▶ EXERCISE INSTRUCTIONS: Check each line of the data below for the string "icon", then report how many lines have it and nothing else.

Stored records:
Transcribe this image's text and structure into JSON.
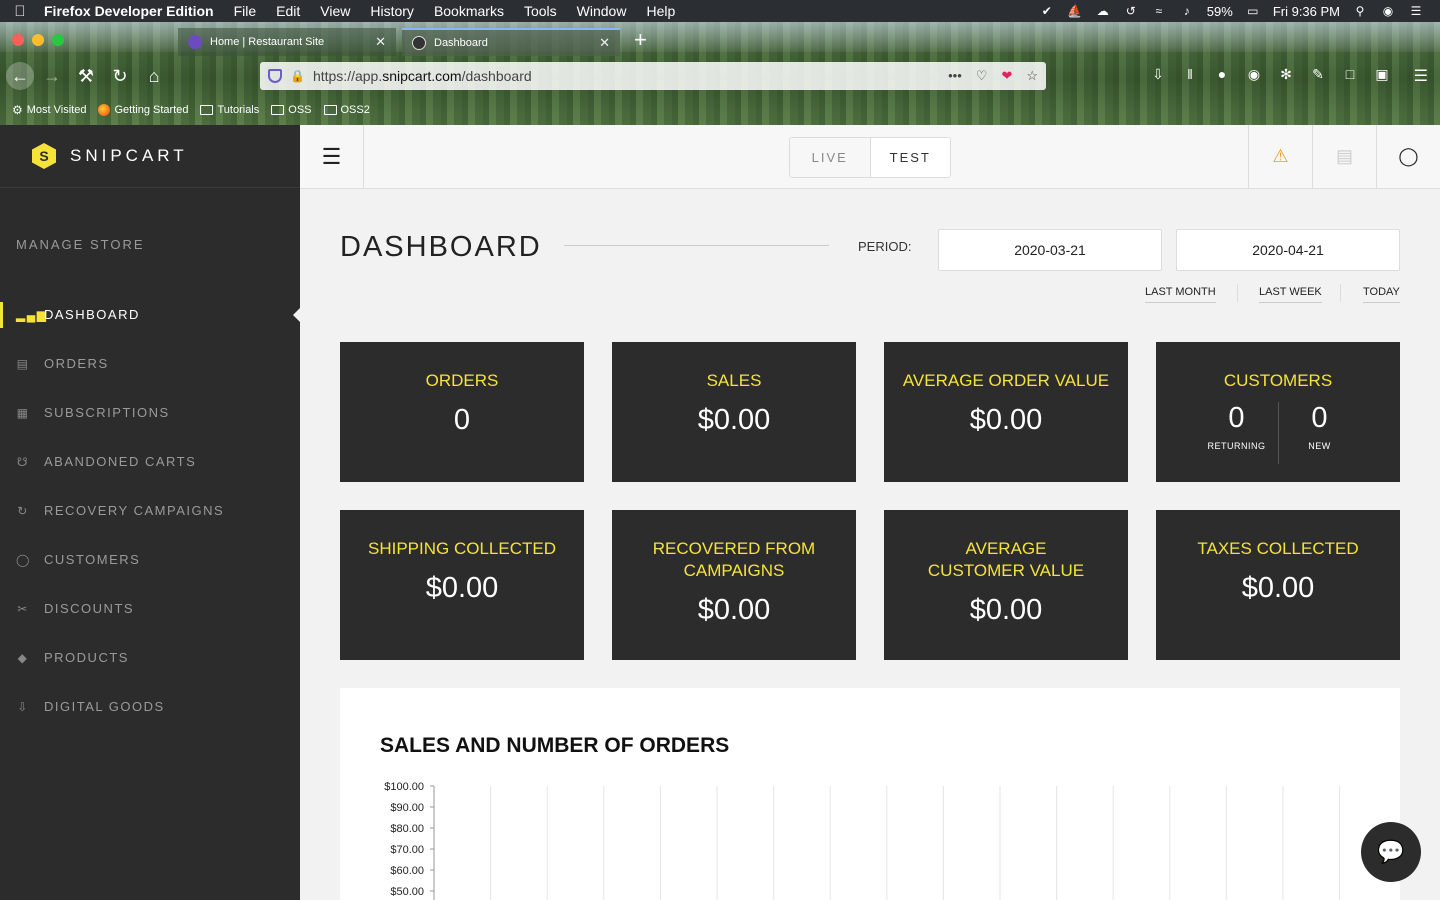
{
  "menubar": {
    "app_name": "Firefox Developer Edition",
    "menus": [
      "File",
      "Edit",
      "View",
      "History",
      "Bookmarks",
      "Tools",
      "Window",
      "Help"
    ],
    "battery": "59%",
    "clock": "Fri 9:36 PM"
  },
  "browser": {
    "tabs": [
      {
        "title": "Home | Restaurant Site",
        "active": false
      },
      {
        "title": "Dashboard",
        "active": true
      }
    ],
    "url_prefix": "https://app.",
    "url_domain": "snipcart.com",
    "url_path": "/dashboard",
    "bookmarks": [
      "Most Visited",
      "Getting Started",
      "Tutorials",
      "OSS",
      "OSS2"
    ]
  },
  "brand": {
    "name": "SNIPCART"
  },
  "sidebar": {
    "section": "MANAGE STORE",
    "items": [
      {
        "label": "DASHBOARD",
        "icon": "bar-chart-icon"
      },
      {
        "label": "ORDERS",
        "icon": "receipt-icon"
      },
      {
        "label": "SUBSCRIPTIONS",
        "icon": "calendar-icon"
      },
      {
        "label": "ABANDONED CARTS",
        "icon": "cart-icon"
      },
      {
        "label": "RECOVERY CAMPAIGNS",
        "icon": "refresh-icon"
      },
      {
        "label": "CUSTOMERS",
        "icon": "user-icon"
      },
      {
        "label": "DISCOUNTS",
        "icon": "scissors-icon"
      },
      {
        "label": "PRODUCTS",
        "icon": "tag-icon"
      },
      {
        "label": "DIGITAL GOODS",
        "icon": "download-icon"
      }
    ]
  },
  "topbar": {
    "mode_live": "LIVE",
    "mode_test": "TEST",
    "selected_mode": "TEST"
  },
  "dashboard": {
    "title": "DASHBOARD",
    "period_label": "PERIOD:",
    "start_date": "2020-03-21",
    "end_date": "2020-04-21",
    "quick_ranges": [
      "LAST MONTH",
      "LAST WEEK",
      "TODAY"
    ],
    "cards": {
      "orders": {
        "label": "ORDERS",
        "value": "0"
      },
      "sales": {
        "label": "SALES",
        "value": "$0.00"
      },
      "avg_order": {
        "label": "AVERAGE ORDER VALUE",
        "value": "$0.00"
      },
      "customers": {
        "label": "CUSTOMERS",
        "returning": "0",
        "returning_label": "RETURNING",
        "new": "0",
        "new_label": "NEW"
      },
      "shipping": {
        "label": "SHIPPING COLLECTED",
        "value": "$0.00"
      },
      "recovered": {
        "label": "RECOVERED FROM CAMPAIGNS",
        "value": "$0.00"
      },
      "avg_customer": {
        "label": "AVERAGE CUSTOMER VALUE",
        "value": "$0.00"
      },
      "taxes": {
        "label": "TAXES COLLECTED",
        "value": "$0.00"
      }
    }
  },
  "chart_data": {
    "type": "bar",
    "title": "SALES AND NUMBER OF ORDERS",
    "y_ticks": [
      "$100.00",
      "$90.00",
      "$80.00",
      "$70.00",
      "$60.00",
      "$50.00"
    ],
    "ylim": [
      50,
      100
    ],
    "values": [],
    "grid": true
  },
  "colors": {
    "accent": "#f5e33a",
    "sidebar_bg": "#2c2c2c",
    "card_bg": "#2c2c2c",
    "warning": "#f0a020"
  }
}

▶ RESULT: 9